Foods high in protein include lean red meats, poultry, turkey, dairy, eggs, beans, and nuts.
Exercise for Osteoporosis
Bones and muscles get “stressed” during weight-bearing exercise. Examples of weight-bearing exercise include walking, dancing, elliptical machines, and low-impact aerobics. This is actually a good thing because they respond to the “stress” by getting stronger.
Exercise can also help with balance, which then helps prevent falling. It is reported that one-third of people over 65 experience a fall each year. Studies have shown that exercise can reduce the risk of falls by almost 25%!
It has also been suggested that exercise improves function and delays loss of independence.
Medications to Treat Osteoporosis
If you have osteoporosis, your doctor may suggest medication(s) in addition to nutrition, exercise, and lifestyle changes.
Medications often used to treat osteoporosis include:
- Bisphosphonates (alendronate, risedronate, ibandronate, zoledronic acid)
- Raloxifene and bazedoxifene
- Teriparatide and abaloparatide
- Hormone Replacement Therapy (used for menopausal women)
Conclusion: Can Osteoporosis Be Reversed?
While osteoporosis can’t be reversed, proper nutrition, exercise, and lifestyle changes can help strengthen your bones. Talk to your doctor or a registered dietitian about ways you can improve your diet and lifestyle to lower your risk for fractures.
- What is Osteoporosis? International Osteoporosis Foundation. https://www.osteoporosis.foundation/patients .
- What is Osteoporosis and What Causes It? Bone Health & Osteoporosis Foundation. https://www.nof.org/patients/what-is-osteoporosis/.
- Osteoporosis Overview. The NIH Osteoporosis and Related Bone Diseases National Resource Center. https://www.bones.nih.gov/health-info/bone/osteoporosis/overview.
- Osteoporosis.

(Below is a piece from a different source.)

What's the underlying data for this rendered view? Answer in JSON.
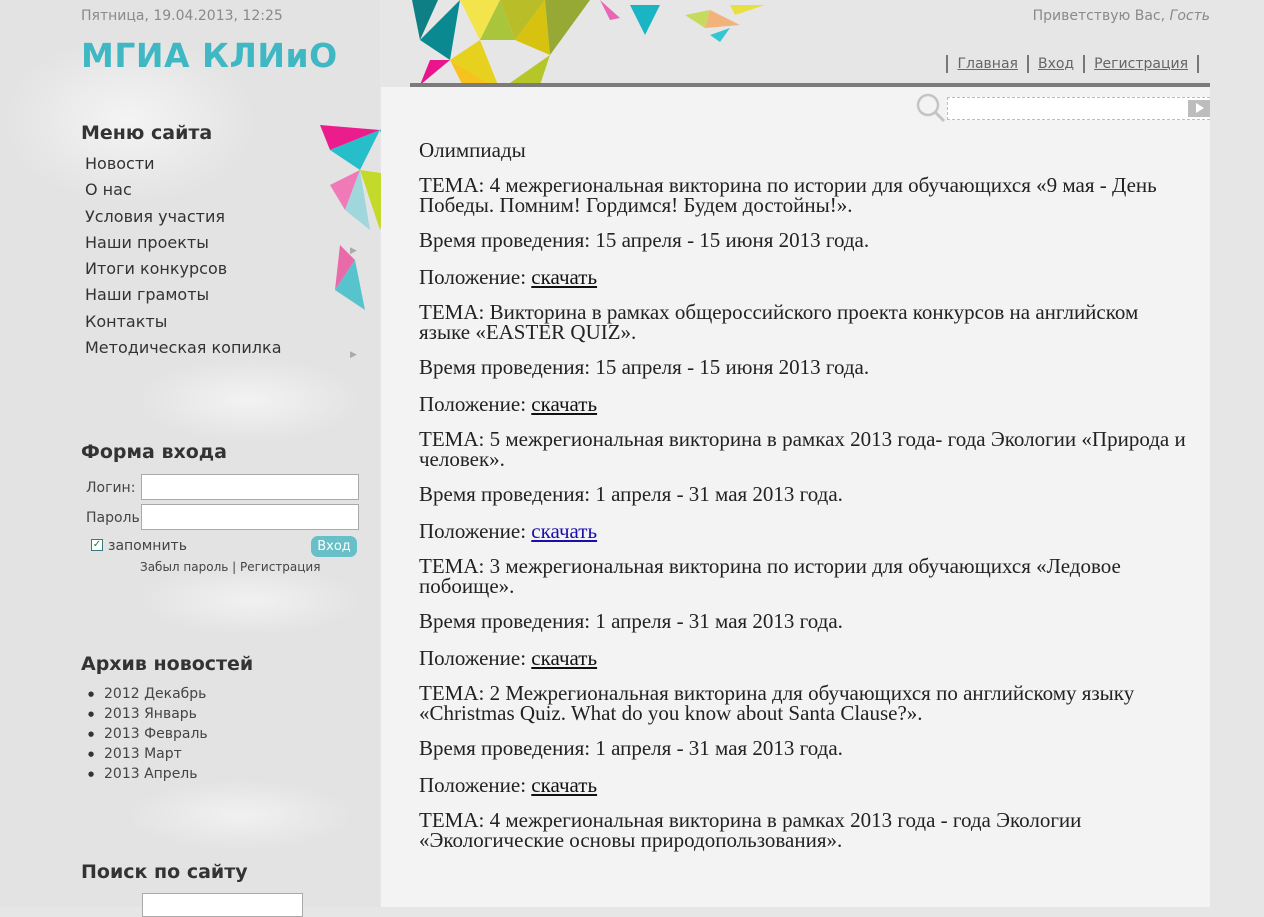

US Department of Health & Human Services: Office on Women’s Health. https://www.womenshealth.gov/a-z-topics/osteoporosis.
- Osteoporosis prevention, diagnosis and therapy. Journal of the American Medical Association. 2001;285(6),785-95. https://pubmed.ncbi.nlm.nih.gov/11176917/.